The Art of the Warm-Up, Part 2: What Is Happening Physiologically?

The Art of Warming Up

Have you ever had a student in your class who had no patience for warming up? You’ve barely begun and they are pushing hard, audibly huffing and puffing in the first 5 minutes. Or, perhaps you have some cycling buddies you ride with who burst out of the starting gate without a warm-up, leaving you either in the dust or pushing harder than you’d like to in the first few miles. Or maybe it’s that you’re the one who doesn’t see the value in a good warm-up, especially if you only have a 45-minute class. Why waste 5–10 minutes going easy to moderate when you want your students to remember how hard you kicked their butts?

One of the many misconceptions about warming up is that you should only ride or work at an “easy” intensity during a warm-up. I’ll address that in a moment with an analogy that will hopefully be a lightbulb moment for you. But first, let’s look at what is happening in the body as you warm up.

4 Responses to “The Art of the Warm-Up, Part 2: What Is Happening Physiologically?”

  1. Colleen Fisher says:

    Great series, Jennifer! Sharing with my classes as a special “back to school” series of profiles. Love this knowledge. Thanks for making me look good. 🙂 You rock!

  2. stacymunn692 says:

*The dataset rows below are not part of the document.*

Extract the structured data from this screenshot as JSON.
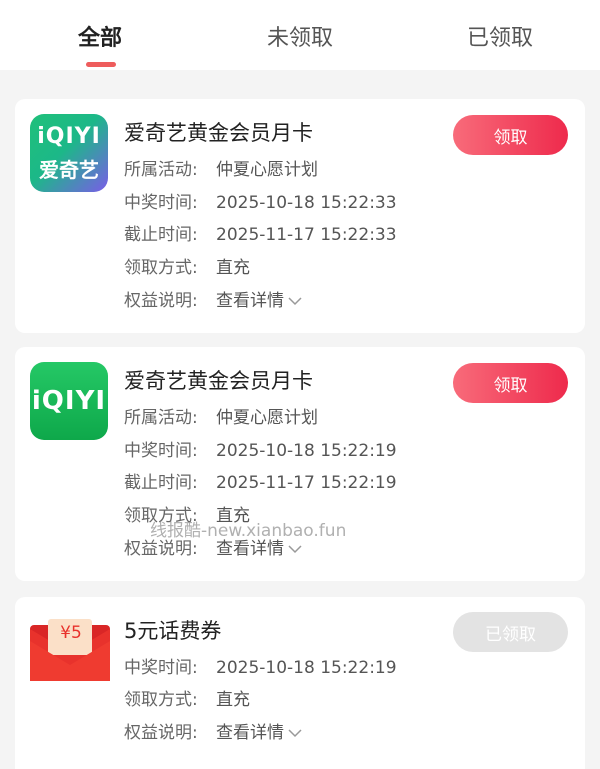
{
  "tabs": [
    {
      "label": "全部",
      "active": true
    },
    {
      "label": "未领取",
      "active": false
    },
    {
      "label": "已领取",
      "active": false
    }
  ],
  "cards": [
    {
      "logo_line1": "iQIYI",
      "logo_line2": "爱奇艺",
      "title": "爱奇艺黄金会员月卡",
      "activity_label": "所属活动:",
      "activity_value": "仲夏心愿计划",
      "win_time_label": "中奖时间:",
      "win_time_value": "2025-10-18 15:22:33",
      "deadline_label": "截止时间:",
      "deadline_value": "2025-11-17 15:22:33",
      "method_label": "领取方式:",
      "method_value": "直充",
      "benefit_label": "权益说明:",
      "benefit_value": "查看详情",
      "button_label": "领取"
    },
    {
      "logo_line1": "iQIYI",
      "title": "爱奇艺黄金会员月卡",
      "activity_label": "所属活动:",
      "activity_value": "仲夏心愿计划",
      "win_time_label": "中奖时间:",
      "win_time_value": "2025-10-18 15:22:19",
      "deadline_label": "截止时间:",
      "deadline_value": "2025-11-17 15:22:19",
      "method_label": "领取方式:",
      "method_value": "直充",
      "benefit_label": "权益说明:",
      "benefit_value": "查看详情",
      "button_label": "领取"
    },
    {
      "coupon_value": "¥5",
      "title": "5元话费券",
      "win_time_label": "中奖时间:",
      "win_time_value": "2025-10-18 15:22:19",
      "method_label": "领取方式:",
      "method_value": "直充",
      "benefit_label": "权益说明:",
      "benefit_value": "查看详情",
      "button_label": "已领取"
    }
  ],
  "watermark": "线报酷-new.xianbao.fun",
  "colors": {
    "accent": "#ee2a4c",
    "tab_indicator": "#ee5c5c",
    "iqiyi_green": "#1cb85c",
    "coupon_red": "#e8322c",
    "disabled_button": "#e3e3e3"
  }
}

    Love this series! I’d also love to read an article on the physiological benefits of cool downs.

  3. julia west says:

    This is great! I completely agree with Melinda’s comment above & hope you will do a series on cool down & stretch. As always, thanks for great content!

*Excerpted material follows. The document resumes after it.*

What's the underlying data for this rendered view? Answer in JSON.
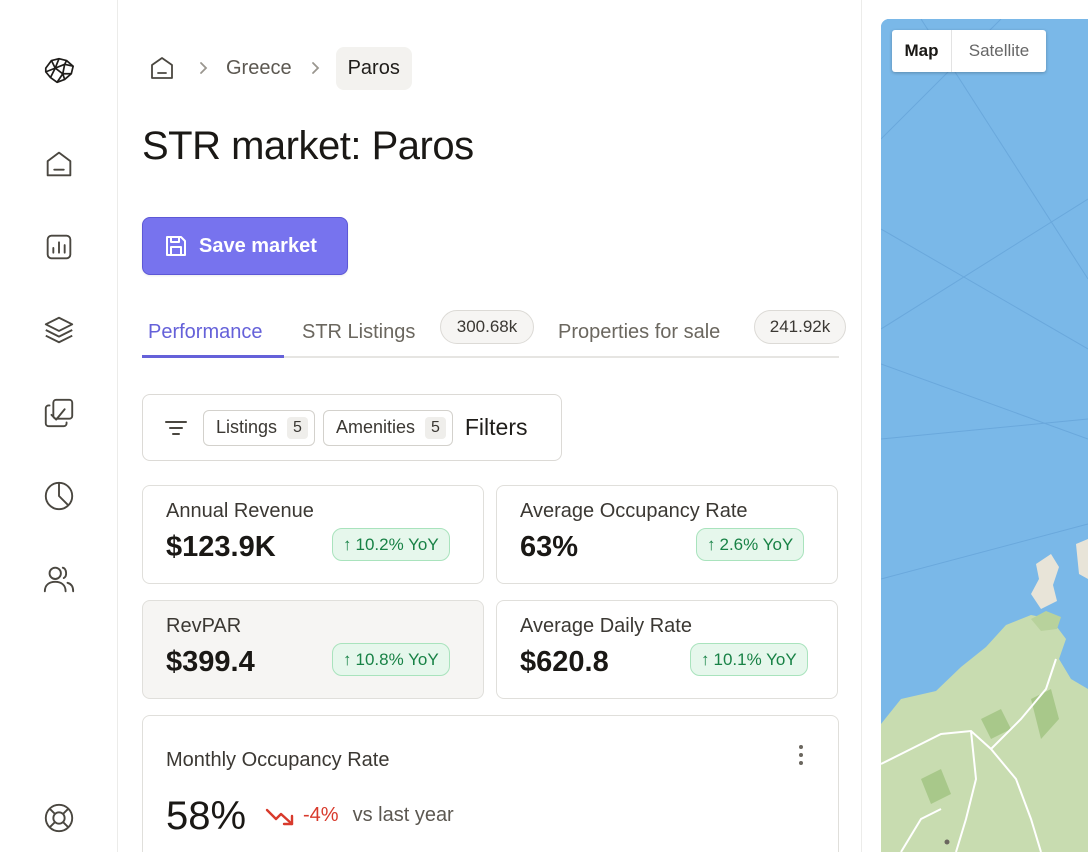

  4. Melinda Massie says:

    I believe warming up and cooling down are the least understood, and therefore the least emphasized, in most indoor cycling classes. This is a great series and I hope will be read and incorporated by instructors!

Leave a Reply

Your email address will not be published. Required fields are marked *